In the past women have been directed not to exercise by their primary care physicians, peers, and scientific researchers. With the rise in popularity of elite female athletes, however, this predisposition is being called into question. A news article in the Washington Post delves into the (relatively) new rise in exercising while pregnant, the risks involved, and any connections to complications during pregnancy and labor that intense exercise may have on an individual. This interest has been brought up by many female athletes such as Serena Williams, Beth Rodden (a Mountain Climber), and Alysia Montaño (a world-class runner) who have not only competed while pregnant, but have managed to excel in their sports while in different stages of their pregnancy.
One might think that exercising while pregnant could be harmful to the fetus, because it would increase the levels of CO2 in the blood as well as lactic acid and even free radicals. Studies by the University of Iceland seem to put science on a tract to disprove this notion. Of all of the test subjects in the exercise and non-exercise groups there was no significant difference in the pregnancies between the individuals who exercised and those who did not. While the study was too small to come to any firm conclusions about the population as a whole it could be hypothesized that exercise does not, in fact, have any negative side effects on someone’s pregnancy.
I have thought through the article, and have come to some conclusions myself. One women made a statement that I feel is important to take note of. Margie Davenport, of the University of Alberta, stated that it “We need to start changing the conversation away from what are the risks of exercising during pregnancy to what are the risks of not exercising during pregnancy.” I feel that this is an important comment, because it pushes the readers of the article to stray from the traditional notions. I agree with her, and I feel that exercising while pregnant is important to the health of the mother and her unborn child. However, I also feel that women who are not used to exercising should be more cautious. If someone – not only a pregnant women – jumps right into high-intensity exercise it could increase a risk of cardiovascular or skeletal injury. This type of incident would put the child and the mother at risk.

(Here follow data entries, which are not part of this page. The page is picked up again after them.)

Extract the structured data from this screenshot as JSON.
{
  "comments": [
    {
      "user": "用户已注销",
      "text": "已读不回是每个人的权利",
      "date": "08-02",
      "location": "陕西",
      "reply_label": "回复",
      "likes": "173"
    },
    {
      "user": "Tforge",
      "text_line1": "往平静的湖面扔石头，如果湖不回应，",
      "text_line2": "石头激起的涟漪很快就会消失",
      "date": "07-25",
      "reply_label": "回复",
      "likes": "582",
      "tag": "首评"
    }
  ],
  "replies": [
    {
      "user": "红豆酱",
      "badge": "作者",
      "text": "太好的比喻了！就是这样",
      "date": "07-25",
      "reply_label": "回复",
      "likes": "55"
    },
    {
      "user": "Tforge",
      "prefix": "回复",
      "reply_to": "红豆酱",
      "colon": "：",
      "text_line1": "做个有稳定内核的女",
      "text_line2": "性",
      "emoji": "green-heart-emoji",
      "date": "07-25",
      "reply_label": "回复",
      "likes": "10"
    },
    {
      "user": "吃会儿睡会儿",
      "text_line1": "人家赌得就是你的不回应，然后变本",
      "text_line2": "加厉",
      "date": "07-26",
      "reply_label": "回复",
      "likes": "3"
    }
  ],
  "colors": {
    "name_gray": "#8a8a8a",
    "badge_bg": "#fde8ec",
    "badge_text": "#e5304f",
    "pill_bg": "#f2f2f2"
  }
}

So, I stand by Davenport in saying that it is important for women (pregnant or not) to exercise. Given that there is not any known risk to exercising while pregnant, I would suggest anyone who is pregnant to continue their workout regimes or even start new ones – as long as they are safe about them. Exercise can help reduce stress, and improve the overall health of those who utilize it correctly, and these are benefits that could even assist someone in the entire pregnancy process.